The Basic Dress-shoes every gentleman should know about

Fancy stitching, intricate edging, and fine detailing are the prime features of dress shoes. It is this exclusive detailing that makes them special pieces to flaunt your style. This, however, needs a little know-how of its varieties and types. Although new design popping up to create a fashion tide is not an unusual phenomenon, the classics are never outdated. When it comes to dress-shoes, there is only a handful, which is tagged as the classic types. Here are the basic Dress shoes every gentleman should know about.

Oxford shoes are the basic dress shoes.

Wholecut or Cap-Toe Oxford

Oxfords are the Dress shoes in which the eyelet flaps are stitched over where they meet the vamp and they are at the same level as it. Vamp is the leather that runs from the toe to the lacing flaps. This is the primary difference between an Oxford with other dress shoes where the flaps are placed on top of the shoe. Now, adding to this basic design, the Wholecut type features a single piece of leather all over the upper portion of the shoe. In a Wholecut, a single uncut piece of leather is used. This type matches best with evening wears like tuxedoes, suits, blazers and sports coat. Pressed and well-fitting lowers are the best matches for this type.

Semi-Brogues matches perfect with dark jeans.

Semi-Brogue Oxford

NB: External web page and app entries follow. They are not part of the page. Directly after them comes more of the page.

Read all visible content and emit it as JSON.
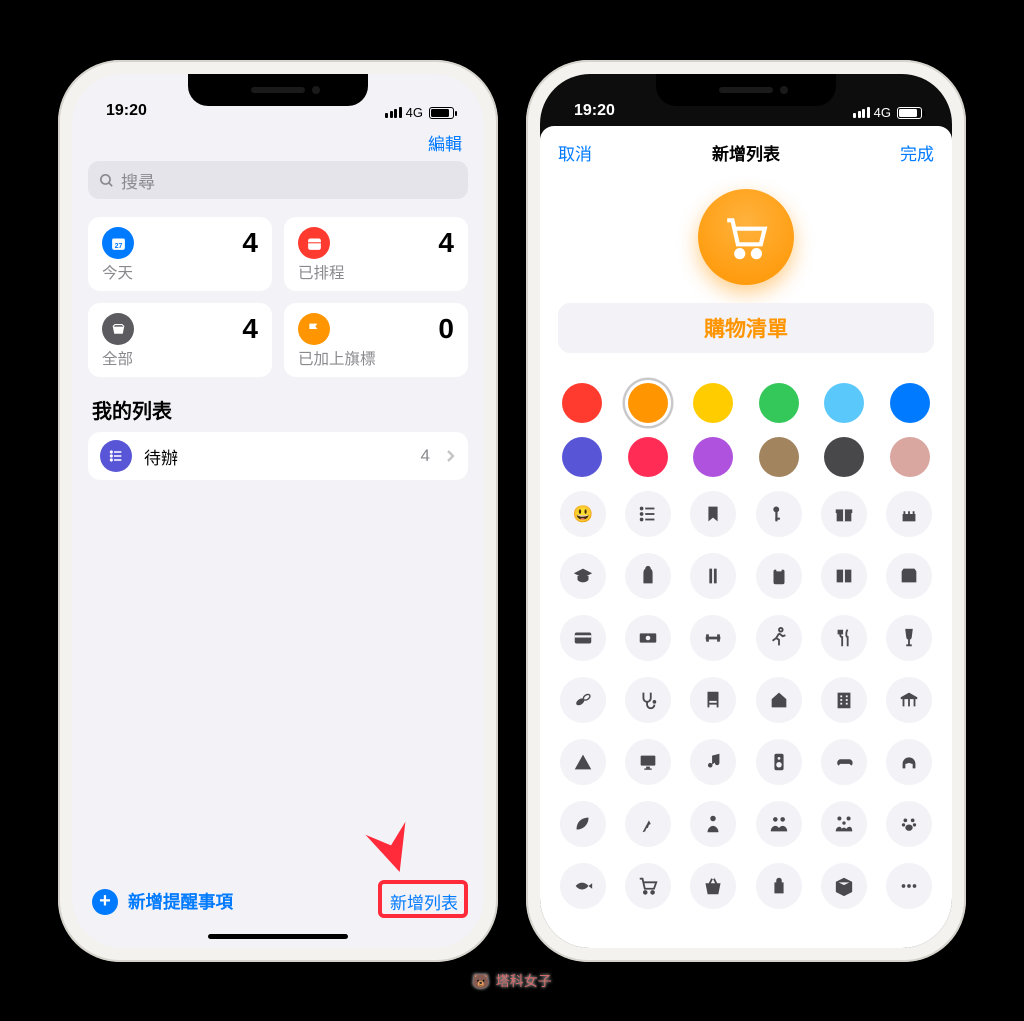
{
  "status": {
    "time": "19:20",
    "net": "4G"
  },
  "screen1": {
    "edit": "編輯",
    "search_placeholder": "搜尋",
    "cards": [
      {
        "label": "今天",
        "count": 4,
        "color": "#007aff",
        "icon": "calendar"
      },
      {
        "label": "已排程",
        "count": 4,
        "color": "#ff3b30",
        "icon": "schedule"
      },
      {
        "label": "全部",
        "count": 4,
        "color": "#5b5b60",
        "icon": "tray"
      },
      {
        "label": "已加上旗標",
        "count": 0,
        "color": "#ff9500",
        "icon": "flag"
      }
    ],
    "section": "我的列表",
    "list": {
      "name": "待辦",
      "count": 4
    },
    "add_reminder": "新增提醒事項",
    "add_list": "新增列表"
  },
  "screen2": {
    "cancel": "取消",
    "title": "新增列表",
    "done": "完成",
    "list_name": "購物清單",
    "accent": "#ff9500",
    "colors_row1": [
      "#ff3b30",
      "#ff9500",
      "#ffcc00",
      "#34c759",
      "#5ac8fa",
      "#007aff"
    ],
    "colors_row2": [
      "#5856d6",
      "#ff2d55",
      "#af52de",
      "#a2845e",
      "#48484a",
      "#d9a6a0"
    ],
    "selected_color_index": 1,
    "icons": [
      "emoji",
      "list",
      "bookmark",
      "key",
      "gift",
      "cake",
      "grad",
      "backpack",
      "ruler",
      "clipboard",
      "book",
      "wallet",
      "card",
      "cash",
      "dumbbell",
      "run",
      "fork",
      "wine",
      "pills",
      "stetho",
      "chair",
      "house",
      "building",
      "museum",
      "tent",
      "monitor",
      "music",
      "speaker",
      "gamepad",
      "headphones",
      "leaf",
      "carrot",
      "person",
      "people",
      "family",
      "paw",
      "fish",
      "cart",
      "basket",
      "bag",
      "box",
      "more"
    ]
  },
  "watermark": "塔科女子"
}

The origin of Semi-Brogue Oxford defines why it has the intricate holes and decorations all over. It was used before to walk through marshy fields and the holes are used to muck and drain water out. The design features layered leathers with perforations and serrated edges, making them one of the dressiest formal shoes with lots of flashy showups. Semi-Brogues matches best with dark jeans, suits and wool trousers.

Although many thinks Derby and Oxfords are same, they have fundamental differences.

Plain or Cap-Toe Derby

In Derby shoes, the eyelet or lacing flaps are sewn directly to the upper part of the shoe. They are comparatively less dressy than oxfords following open lacing design. The flaps unrestrained by stitching across the top of them making them look sleek. There is a little difference between Derby and Oxford and may even mix up them as the same types. However, the design and basic differences do not allow this mixup. Oxfords follow closed lacing pattern, while Derbies are always open lace. It is best to pair derby shoes with linen, cotton, wool or even jeans lowers.

Single and Double Monk Straps

Monk strap shoes are laced to the foot by buckle and strap system. These types of shoes look sleek and trendy. The Single Monk Strap type has buckles and straps positioned higher up the shoe, closer to the ankle. Double Monk Straps has an extra buckle closer. It looks more like velcro sneakers, but with a dress shoe theme. These shoes are best to wear with chinos, well-pressed cotton trousers, dark denim and also with suits, but without ties.